◆ Dataset rows for apps and sites ◆
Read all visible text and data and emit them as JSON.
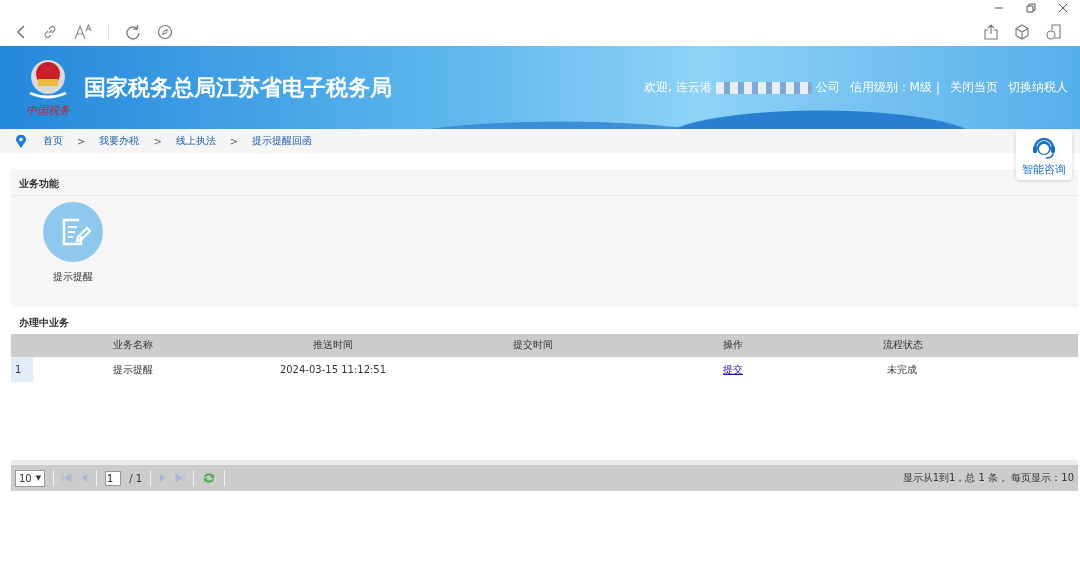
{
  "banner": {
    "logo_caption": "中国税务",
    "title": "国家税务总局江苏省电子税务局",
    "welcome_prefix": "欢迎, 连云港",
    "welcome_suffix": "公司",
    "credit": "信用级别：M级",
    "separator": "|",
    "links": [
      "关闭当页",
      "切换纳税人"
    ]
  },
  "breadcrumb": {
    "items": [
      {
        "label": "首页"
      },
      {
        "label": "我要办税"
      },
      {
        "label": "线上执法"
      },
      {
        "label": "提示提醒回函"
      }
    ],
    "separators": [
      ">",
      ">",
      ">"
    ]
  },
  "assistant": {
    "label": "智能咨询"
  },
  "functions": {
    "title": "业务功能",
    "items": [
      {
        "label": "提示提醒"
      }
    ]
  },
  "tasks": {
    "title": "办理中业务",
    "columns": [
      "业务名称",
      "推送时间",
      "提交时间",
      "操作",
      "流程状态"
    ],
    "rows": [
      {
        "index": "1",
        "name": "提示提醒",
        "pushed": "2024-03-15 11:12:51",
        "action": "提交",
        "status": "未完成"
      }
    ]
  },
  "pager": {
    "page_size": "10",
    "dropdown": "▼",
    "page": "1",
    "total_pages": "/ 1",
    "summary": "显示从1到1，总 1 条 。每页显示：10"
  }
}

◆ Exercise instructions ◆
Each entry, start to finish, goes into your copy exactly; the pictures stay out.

◆ Task response ◆
Read all visible text and data and emit them as JSON.
{
  "banner": {
    "logo_caption": "中国税务",
    "title": "国家税务总局江苏省电子税务局",
    "welcome_prefix": "欢迎, 连云港",
    "welcome_suffix": "公司",
    "credit": "信用级别：M级",
    "separator": "|",
    "links": [
      "关闭当页",
      "切换纳税人"
    ]
  },
  "breadcrumb": {
    "items": [
      {
        "label": "首页"
      },
      {
        "label": "我要办税"
      },
      {
        "label": "线上执法"
      },
      {
        "label": "提示提醒回函"
      }
    ],
    "separators": [
      ">",
      ">",
      ">"
    ]
  },
  "assistant": {
    "label": "智能咨询"
  },
  "functions": {
    "title": "业务功能",
    "items": [
      {
        "label": "提示提醒"
      }
    ]
  },
  "tasks": {
    "title": "办理中业务",
    "columns": [
      "业务名称",
      "推送时间",
      "提交时间",
      "操作",
      "流程状态"
    ],
    "rows": [
      {
        "index": "1",
        "name": "提示提醒",
        "pushed": "2024-03-15 11:12:51",
        "action": "提交",
        "status": "未完成"
      }
    ]
  },
  "pager": {
    "page_size": "10",
    "dropdown": "▼",
    "page": "1",
    "total_pages": "/ 1",
    "summary": "显示从1到1，总 1 条 。每页显示：10"
  }
}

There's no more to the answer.